WHAT YOU WILL DO: Where the string "date" occurs in a line of the data below, that line should be copied.

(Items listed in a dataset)
--------------------------------------------------

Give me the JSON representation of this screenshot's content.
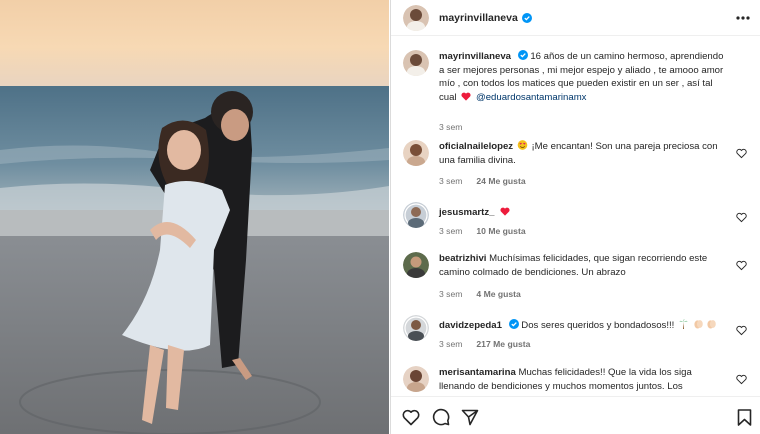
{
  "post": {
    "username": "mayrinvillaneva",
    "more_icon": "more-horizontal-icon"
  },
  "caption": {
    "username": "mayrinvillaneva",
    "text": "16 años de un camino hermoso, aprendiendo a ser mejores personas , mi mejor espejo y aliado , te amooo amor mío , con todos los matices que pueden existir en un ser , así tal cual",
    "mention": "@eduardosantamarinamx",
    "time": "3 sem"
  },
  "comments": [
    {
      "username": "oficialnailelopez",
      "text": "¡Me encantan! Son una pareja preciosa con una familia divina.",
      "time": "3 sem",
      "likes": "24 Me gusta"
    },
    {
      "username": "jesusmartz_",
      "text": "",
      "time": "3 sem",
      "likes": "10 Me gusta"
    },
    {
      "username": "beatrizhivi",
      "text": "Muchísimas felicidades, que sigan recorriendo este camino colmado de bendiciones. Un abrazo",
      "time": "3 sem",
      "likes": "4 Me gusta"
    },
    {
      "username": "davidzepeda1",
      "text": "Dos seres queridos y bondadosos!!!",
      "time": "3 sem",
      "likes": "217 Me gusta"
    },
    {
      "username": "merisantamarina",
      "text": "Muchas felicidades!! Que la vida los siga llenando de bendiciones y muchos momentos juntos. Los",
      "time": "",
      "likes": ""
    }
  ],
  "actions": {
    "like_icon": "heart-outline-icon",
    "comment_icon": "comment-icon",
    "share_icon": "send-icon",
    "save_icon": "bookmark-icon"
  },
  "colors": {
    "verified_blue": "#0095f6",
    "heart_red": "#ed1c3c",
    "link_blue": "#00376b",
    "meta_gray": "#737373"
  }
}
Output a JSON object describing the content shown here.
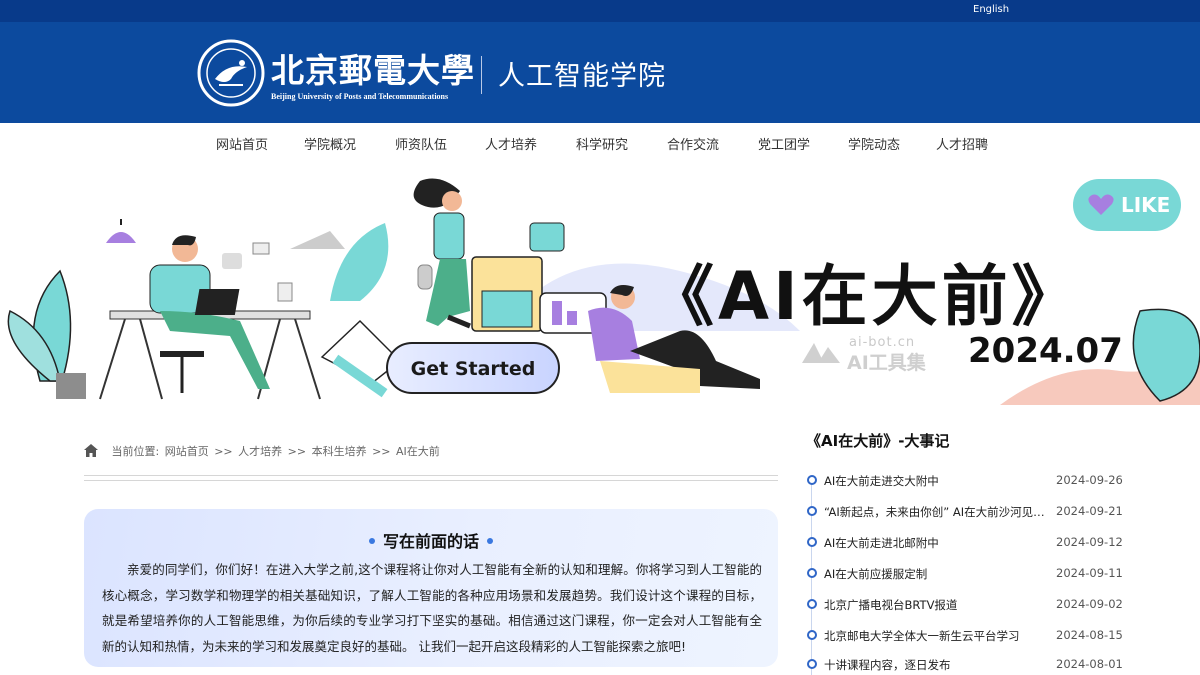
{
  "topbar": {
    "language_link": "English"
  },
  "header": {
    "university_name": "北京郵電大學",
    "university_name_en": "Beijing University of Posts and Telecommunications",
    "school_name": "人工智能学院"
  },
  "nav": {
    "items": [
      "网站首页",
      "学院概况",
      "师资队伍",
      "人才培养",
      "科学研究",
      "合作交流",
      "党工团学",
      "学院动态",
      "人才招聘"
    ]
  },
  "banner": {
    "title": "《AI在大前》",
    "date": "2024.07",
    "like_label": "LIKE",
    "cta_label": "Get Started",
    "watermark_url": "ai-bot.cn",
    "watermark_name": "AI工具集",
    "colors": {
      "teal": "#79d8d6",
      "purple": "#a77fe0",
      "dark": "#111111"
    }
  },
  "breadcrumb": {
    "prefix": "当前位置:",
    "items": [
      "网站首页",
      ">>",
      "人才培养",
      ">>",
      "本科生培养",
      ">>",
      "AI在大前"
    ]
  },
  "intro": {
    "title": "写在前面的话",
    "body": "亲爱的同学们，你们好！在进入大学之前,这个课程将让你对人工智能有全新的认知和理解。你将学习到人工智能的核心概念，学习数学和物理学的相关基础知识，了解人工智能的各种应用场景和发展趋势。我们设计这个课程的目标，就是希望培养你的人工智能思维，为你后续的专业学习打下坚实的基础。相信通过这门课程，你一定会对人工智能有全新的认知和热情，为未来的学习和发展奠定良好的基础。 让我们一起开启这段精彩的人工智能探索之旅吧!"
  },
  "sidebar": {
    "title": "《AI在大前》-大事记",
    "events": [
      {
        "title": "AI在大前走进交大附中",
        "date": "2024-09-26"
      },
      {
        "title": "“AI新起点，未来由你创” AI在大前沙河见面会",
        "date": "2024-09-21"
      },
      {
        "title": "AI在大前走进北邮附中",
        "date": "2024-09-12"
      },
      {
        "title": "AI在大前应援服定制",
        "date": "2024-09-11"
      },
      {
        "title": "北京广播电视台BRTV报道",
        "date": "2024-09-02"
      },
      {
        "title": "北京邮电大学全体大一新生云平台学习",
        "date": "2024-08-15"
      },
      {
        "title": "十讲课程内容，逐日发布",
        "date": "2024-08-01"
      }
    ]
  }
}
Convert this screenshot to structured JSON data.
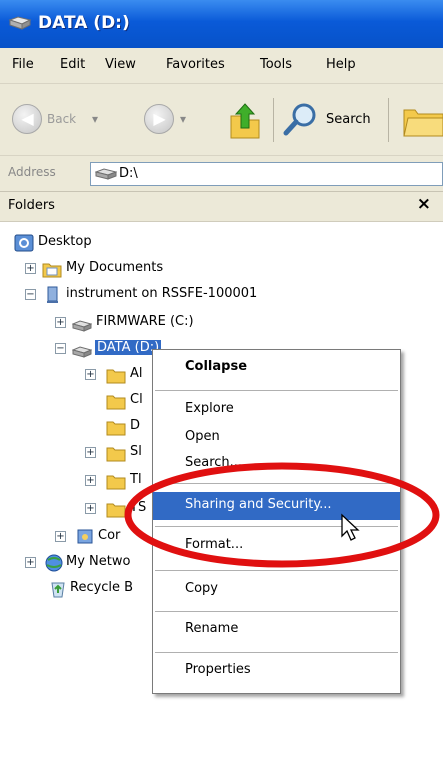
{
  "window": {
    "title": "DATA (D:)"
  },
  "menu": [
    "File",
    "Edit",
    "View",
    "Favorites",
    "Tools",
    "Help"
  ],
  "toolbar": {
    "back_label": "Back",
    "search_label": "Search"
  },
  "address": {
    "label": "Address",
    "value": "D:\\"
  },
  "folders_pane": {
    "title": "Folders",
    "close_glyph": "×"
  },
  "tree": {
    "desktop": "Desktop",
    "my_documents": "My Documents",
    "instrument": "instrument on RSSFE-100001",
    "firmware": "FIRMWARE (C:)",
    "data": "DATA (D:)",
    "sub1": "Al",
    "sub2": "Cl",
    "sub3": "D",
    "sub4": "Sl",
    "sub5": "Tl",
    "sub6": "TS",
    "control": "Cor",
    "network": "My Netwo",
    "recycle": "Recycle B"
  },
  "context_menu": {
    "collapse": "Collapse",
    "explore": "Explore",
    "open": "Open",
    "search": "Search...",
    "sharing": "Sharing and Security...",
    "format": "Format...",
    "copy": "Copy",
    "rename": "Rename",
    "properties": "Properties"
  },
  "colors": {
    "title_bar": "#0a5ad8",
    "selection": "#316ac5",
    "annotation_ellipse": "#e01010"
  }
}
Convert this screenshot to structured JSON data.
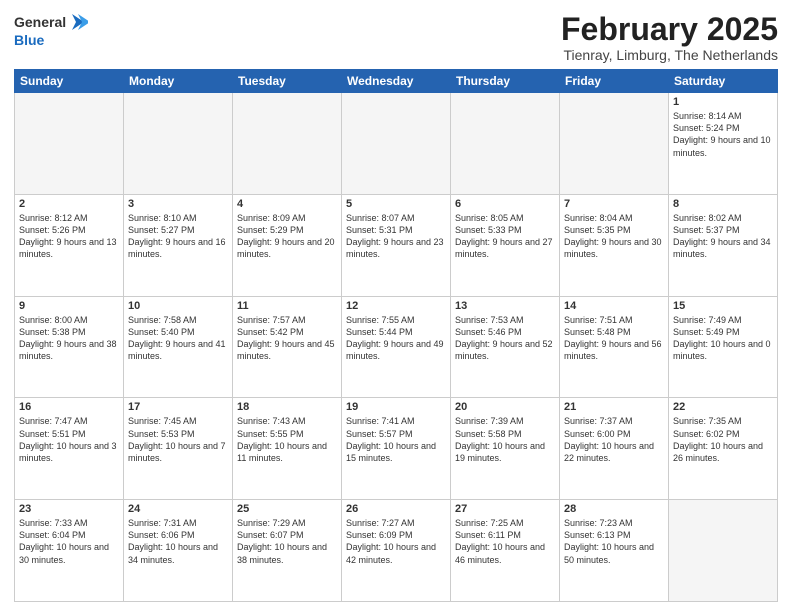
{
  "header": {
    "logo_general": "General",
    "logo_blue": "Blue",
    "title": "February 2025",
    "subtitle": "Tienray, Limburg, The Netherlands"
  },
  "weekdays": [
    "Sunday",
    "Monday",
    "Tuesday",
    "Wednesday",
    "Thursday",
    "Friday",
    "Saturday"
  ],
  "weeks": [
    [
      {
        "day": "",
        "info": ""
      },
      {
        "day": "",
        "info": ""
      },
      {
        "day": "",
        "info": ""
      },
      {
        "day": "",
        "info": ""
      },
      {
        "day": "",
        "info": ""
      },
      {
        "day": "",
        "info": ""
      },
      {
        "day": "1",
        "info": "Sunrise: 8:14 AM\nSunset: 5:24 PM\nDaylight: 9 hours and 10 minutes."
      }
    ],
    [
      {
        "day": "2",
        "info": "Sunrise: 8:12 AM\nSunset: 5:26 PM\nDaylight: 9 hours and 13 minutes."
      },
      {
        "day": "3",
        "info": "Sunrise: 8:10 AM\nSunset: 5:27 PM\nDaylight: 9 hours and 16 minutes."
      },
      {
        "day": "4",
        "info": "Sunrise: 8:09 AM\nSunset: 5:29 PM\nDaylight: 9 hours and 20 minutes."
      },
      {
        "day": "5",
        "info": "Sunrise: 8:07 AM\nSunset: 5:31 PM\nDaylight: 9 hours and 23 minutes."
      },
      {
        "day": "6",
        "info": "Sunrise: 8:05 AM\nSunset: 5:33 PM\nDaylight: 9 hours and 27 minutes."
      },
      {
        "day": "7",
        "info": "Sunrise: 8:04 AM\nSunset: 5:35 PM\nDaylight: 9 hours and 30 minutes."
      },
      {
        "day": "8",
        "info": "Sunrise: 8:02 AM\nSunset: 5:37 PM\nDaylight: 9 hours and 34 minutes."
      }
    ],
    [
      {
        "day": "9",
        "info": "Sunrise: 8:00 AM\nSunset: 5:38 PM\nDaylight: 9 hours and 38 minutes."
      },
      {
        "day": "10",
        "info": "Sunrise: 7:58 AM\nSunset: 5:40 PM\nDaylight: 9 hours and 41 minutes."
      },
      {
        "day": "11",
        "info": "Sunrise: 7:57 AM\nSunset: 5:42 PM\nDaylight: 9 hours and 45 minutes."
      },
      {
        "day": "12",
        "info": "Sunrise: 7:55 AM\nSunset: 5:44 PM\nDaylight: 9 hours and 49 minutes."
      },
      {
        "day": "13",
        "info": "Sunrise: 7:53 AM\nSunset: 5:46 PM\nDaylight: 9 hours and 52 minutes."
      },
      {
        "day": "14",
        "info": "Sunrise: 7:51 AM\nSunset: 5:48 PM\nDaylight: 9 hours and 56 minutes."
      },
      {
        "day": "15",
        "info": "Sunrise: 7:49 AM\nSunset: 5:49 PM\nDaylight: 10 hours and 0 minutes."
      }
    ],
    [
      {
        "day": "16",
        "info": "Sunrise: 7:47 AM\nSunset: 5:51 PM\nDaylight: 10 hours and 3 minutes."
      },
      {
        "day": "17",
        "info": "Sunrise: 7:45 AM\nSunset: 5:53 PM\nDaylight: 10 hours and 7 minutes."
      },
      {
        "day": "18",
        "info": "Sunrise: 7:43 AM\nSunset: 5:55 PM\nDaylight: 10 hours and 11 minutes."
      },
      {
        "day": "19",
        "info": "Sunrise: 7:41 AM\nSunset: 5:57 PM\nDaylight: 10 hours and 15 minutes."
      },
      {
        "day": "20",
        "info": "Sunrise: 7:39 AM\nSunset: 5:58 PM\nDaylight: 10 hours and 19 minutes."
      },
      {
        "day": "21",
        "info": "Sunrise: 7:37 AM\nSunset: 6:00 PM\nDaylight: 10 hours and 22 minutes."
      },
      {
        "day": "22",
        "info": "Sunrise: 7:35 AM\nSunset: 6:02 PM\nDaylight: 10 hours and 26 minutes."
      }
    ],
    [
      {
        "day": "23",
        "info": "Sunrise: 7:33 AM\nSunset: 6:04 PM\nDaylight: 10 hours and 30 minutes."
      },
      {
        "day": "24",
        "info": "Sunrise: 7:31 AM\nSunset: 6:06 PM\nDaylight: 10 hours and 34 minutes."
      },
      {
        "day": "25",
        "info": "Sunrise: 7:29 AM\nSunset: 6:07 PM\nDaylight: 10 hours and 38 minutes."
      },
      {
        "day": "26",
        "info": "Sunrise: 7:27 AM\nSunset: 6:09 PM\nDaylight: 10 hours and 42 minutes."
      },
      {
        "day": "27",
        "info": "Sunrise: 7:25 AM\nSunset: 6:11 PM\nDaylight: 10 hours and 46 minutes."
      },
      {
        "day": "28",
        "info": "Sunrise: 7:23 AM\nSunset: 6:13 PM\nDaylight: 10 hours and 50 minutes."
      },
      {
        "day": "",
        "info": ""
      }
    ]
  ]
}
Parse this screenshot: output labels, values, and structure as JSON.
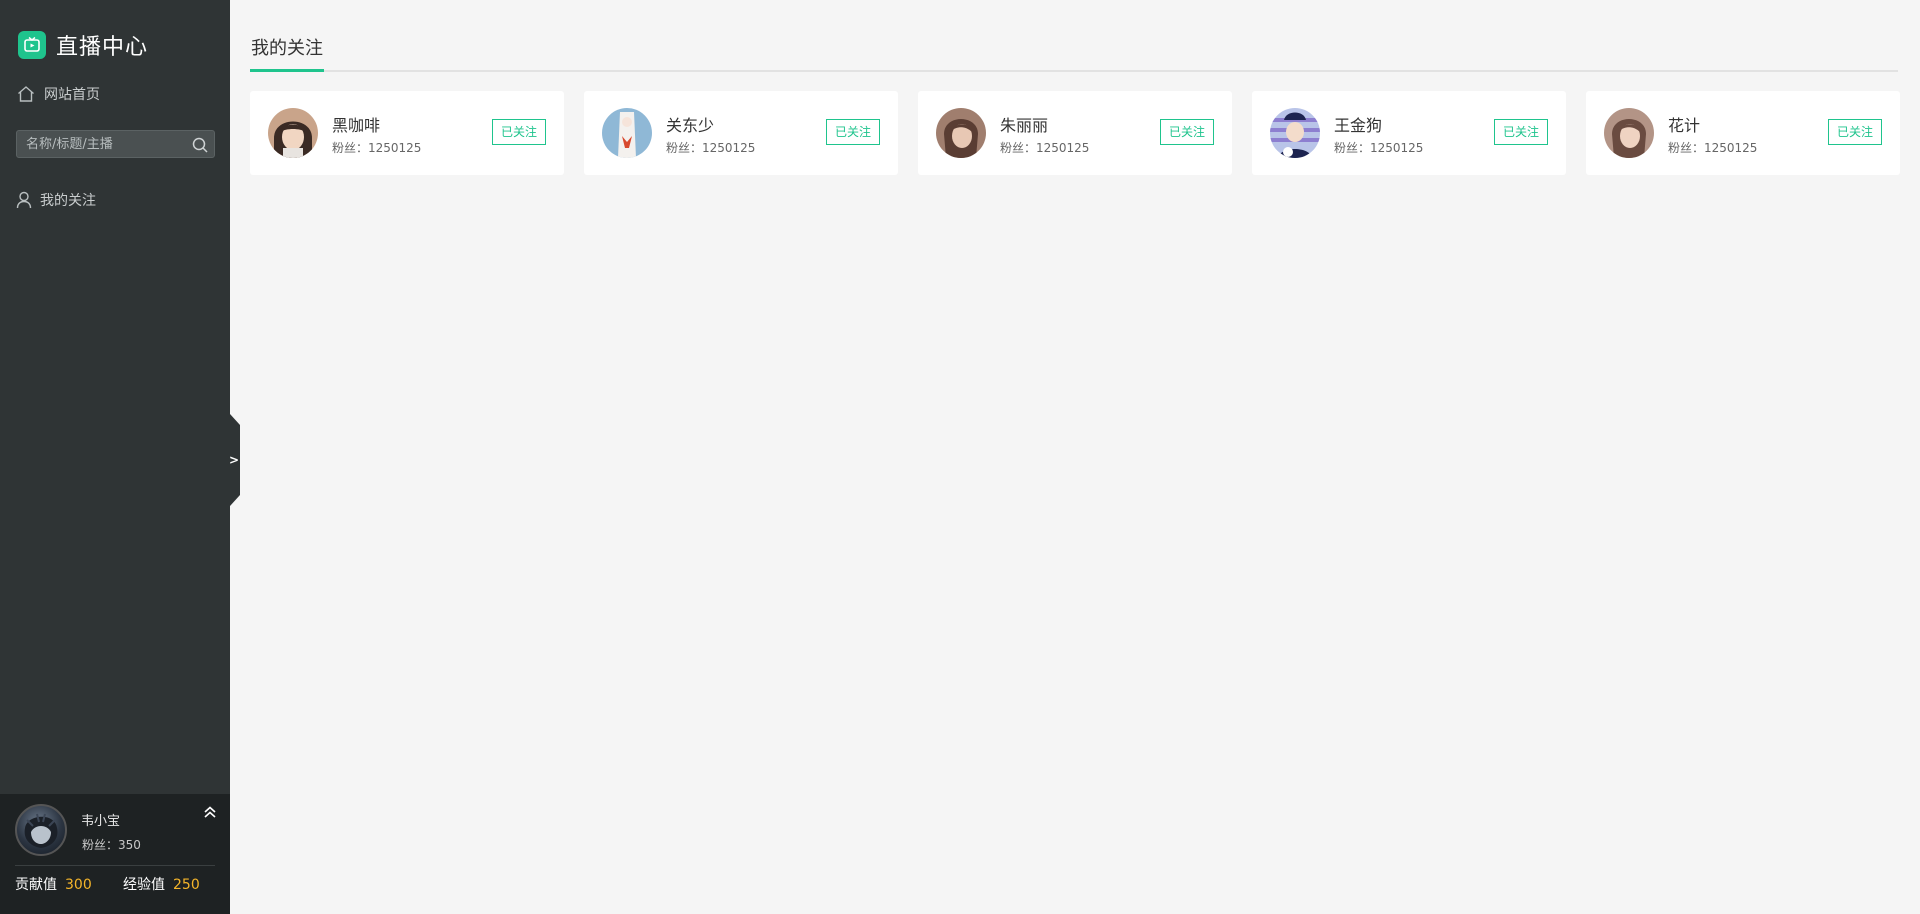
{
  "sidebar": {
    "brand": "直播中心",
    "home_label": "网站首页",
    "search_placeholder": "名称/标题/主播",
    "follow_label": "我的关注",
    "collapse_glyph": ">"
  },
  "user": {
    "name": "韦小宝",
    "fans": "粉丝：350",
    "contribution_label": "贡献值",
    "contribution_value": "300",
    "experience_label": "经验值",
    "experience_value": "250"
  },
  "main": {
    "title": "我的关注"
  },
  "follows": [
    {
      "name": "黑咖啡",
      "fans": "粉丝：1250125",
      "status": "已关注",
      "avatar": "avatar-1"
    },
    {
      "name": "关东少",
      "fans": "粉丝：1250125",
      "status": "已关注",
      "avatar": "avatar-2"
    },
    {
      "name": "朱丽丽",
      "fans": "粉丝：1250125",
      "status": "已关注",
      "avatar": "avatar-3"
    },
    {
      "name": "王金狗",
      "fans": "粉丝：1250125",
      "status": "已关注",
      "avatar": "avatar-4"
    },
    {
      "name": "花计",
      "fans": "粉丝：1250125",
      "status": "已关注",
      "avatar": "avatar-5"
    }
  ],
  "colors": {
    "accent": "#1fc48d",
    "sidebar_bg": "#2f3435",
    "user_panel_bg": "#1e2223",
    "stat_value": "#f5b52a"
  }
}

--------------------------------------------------

SOLVED PROBLEM:
    "date": "2024.07",
        "date": "2024-09-26"
        "date": "2024-09-21"
        "date": "2024-09-12"
        "date": "2024-09-11"
        "date": "2024-09-02"
        "date": "2024-08-15"
        "date": "2024-08-01"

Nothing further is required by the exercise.